The authors have carried out a survey on financial inclusion in four districts—Anantpur (Andhra Pradesh), Madurai (Tamil Nadu), Udupi (Karnataka) and Kasaragod (Kerala). The survey throws up some results and there is reason to believe that Tamil Nadu is a kind of laggard in terms of inclusion. Some of the thoughts that emanate from the study are that men are covered relatively more than women; religion, perhaps, does not matter; education plays a role in all states except Andhra Pradesh, while ownership of land has a positive correlation with access to banks. There is, however, no clear relation with occupation. Further, some of the reasons for exclusion are awareness or low comfort. An interesting finding is that around half the respondents were left out voluntarily, meaning they were not really interested.

Looking ahead, the authors suggest that to improve financial inclusion there should be more points of contact to begin with. Second, the concept of a financial supermarket, Gramin Vikas Soudha, should come up, where a villager gets not just finance, but also other farm inputs and daily-use items. Third, credit should be a part of any development plan undertaken by the government right to the panchayat level. Lastly, there should be a lead district manager who should be in charge of such an initiative.
 
The book does not make suggestions much different from what we read in the speeches of bankers. But it is always good to have everything in one place. As one of the authors was a banker, the book should have touched on other banker's perspectives such as banks' reluctance to experiment, administrative hassles in lending, creation of non-performing loans, impact of such lending on profit margins, etc. Given the problems that microfinance institutions face today, this would have added value. A survey of bankers would have helped in this context, as it would have provided the other view on why inclusion is still a mirage in our society.

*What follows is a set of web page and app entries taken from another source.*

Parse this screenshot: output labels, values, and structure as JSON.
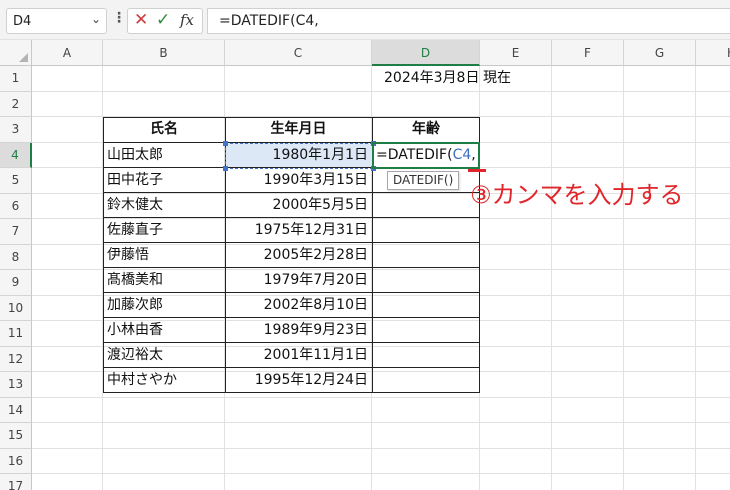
{
  "formula_bar": {
    "name_box": "D4",
    "name_box_arrow": "⌄",
    "dots": "⋮",
    "cancel_icon": "✕",
    "enter_icon": "✓",
    "fx_label": "fx",
    "formula": "=DATEDIF(C4,"
  },
  "columns": [
    "A",
    "B",
    "C",
    "D",
    "E",
    "F",
    "G",
    "H"
  ],
  "rows": [
    "1",
    "2",
    "3",
    "4",
    "5",
    "6",
    "7",
    "8",
    "9",
    "10",
    "11",
    "12",
    "13",
    "14",
    "15",
    "16",
    "17"
  ],
  "cells": {
    "d1": "2024年3月8日",
    "e1": "現在"
  },
  "table": {
    "headers": [
      "氏名",
      "生年月日",
      "年齢"
    ],
    "rows": [
      {
        "name": "山田太郎",
        "birth": "1980年1月1日"
      },
      {
        "name": "田中花子",
        "birth": "1990年3月15日"
      },
      {
        "name": "鈴木健太",
        "birth": "2000年5月5日"
      },
      {
        "name": "佐藤直子",
        "birth": "1975年12月31日"
      },
      {
        "name": "伊藤悟",
        "birth": "2005年2月28日"
      },
      {
        "name": "髙橋美和",
        "birth": "1979年7月20日"
      },
      {
        "name": "加藤次郎",
        "birth": "2002年8月10日"
      },
      {
        "name": "小林由香",
        "birth": "1989年9月23日"
      },
      {
        "name": "渡辺裕太",
        "birth": "2001年11月1日"
      },
      {
        "name": "中村さやか",
        "birth": "1995年12月24日"
      }
    ]
  },
  "editing": {
    "prefix": "=DATEDIF(",
    "ref": "C4",
    "suffix": ",",
    "tooltip": "DATEDIF()"
  },
  "annotation": "③カンマを入力する",
  "colors": {
    "selection_green": "#1e7e45",
    "reference_blue": "#4472c4",
    "annotation_red": "#e0262b"
  }
}
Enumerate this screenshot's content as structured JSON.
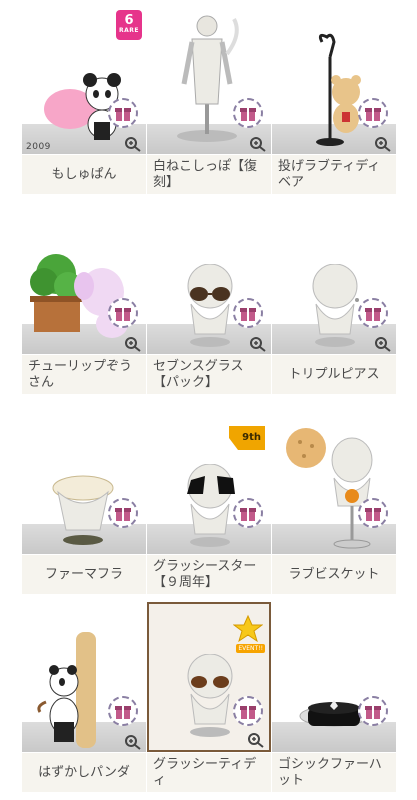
{
  "items": [
    {
      "name": "もしゅぱん",
      "year": "2009",
      "rare_number": "6",
      "rare_text": "RARE"
    },
    {
      "name": "白ねこしっぽ【復刻】"
    },
    {
      "name": "投げラブティディベア"
    },
    {
      "name": "チューリップぞうさん"
    },
    {
      "name": "セブンスグラス【パック】"
    },
    {
      "name": "トリプルピアス"
    },
    {
      "name": "ファーマフラ"
    },
    {
      "name": "グラッシースター【９周年】",
      "tag": "9th"
    },
    {
      "name": "ラブビスケット"
    },
    {
      "name": "はずかしパンダ"
    },
    {
      "name": "グラッシーティディ",
      "event": "EVENT!!"
    },
    {
      "name": "ゴシックファーハット"
    }
  ],
  "colors": {
    "label_bg": "#f6f4ee",
    "floor": "#d0d0d0",
    "gift_ring": "#8a7fa3",
    "rare_pink": "#e6348b",
    "tag_orange": "#f0a500"
  },
  "icons": {
    "gift": "gift-icon",
    "zoom": "zoom-in-icon"
  }
}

After all, banks are commercial units. They have to deliver profits and cannot be run on philanthropic grounds. Covering these aspects would have added some zing to the otherwise matter-of-fact approach taken in this book.
 
The Academic Foundation, which provides a channel for such research projects, should encourage authors to make their books argumentative and represent both sides, or else such books would have a restricted academic audience, which should not be the case.

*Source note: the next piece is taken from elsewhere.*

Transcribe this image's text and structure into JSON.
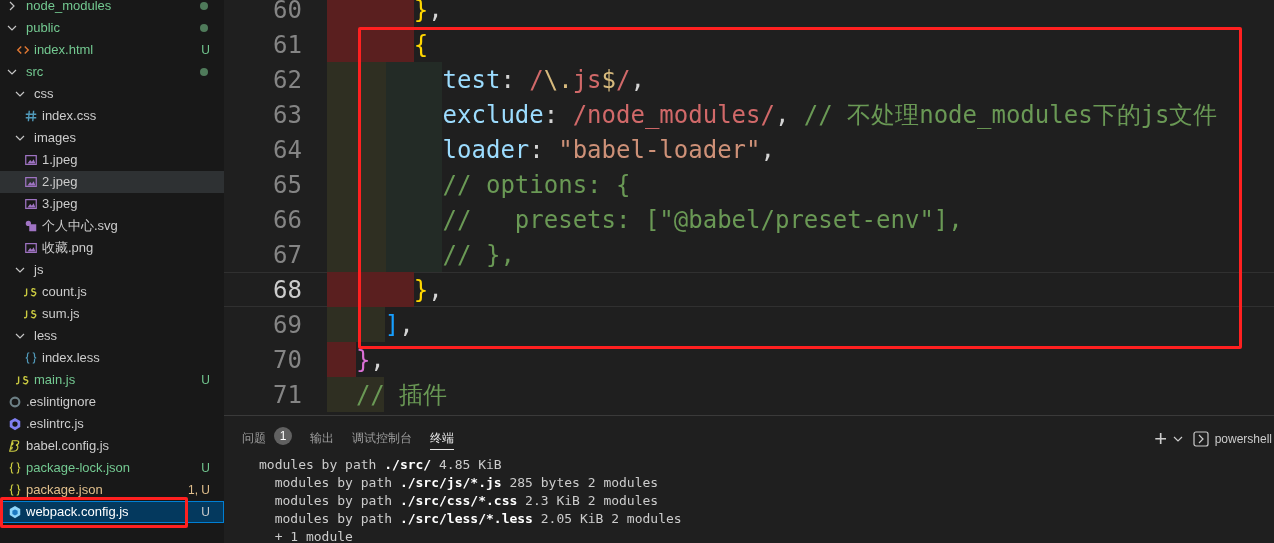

Authors' Details:
Former chairman and managing director of Syndicate Bank, N.K. Thingalaya  is a professor emeritus at Justice K. S. Hegde Institute of Management (JKSHIM) in Karnataka. M.S. Moodithaya is director and professor in international business at JKSHIM. An agricultural economist formerly with the Commonwealth Secretariat, N.S. Shetty is also a professor emeritus at JKSHIM. He has also served the Development Bank of Zambia.

Sabnavis is chief economist at CARE Ratings

(This story was published in Businessworld Issue Dated 28-11-2011)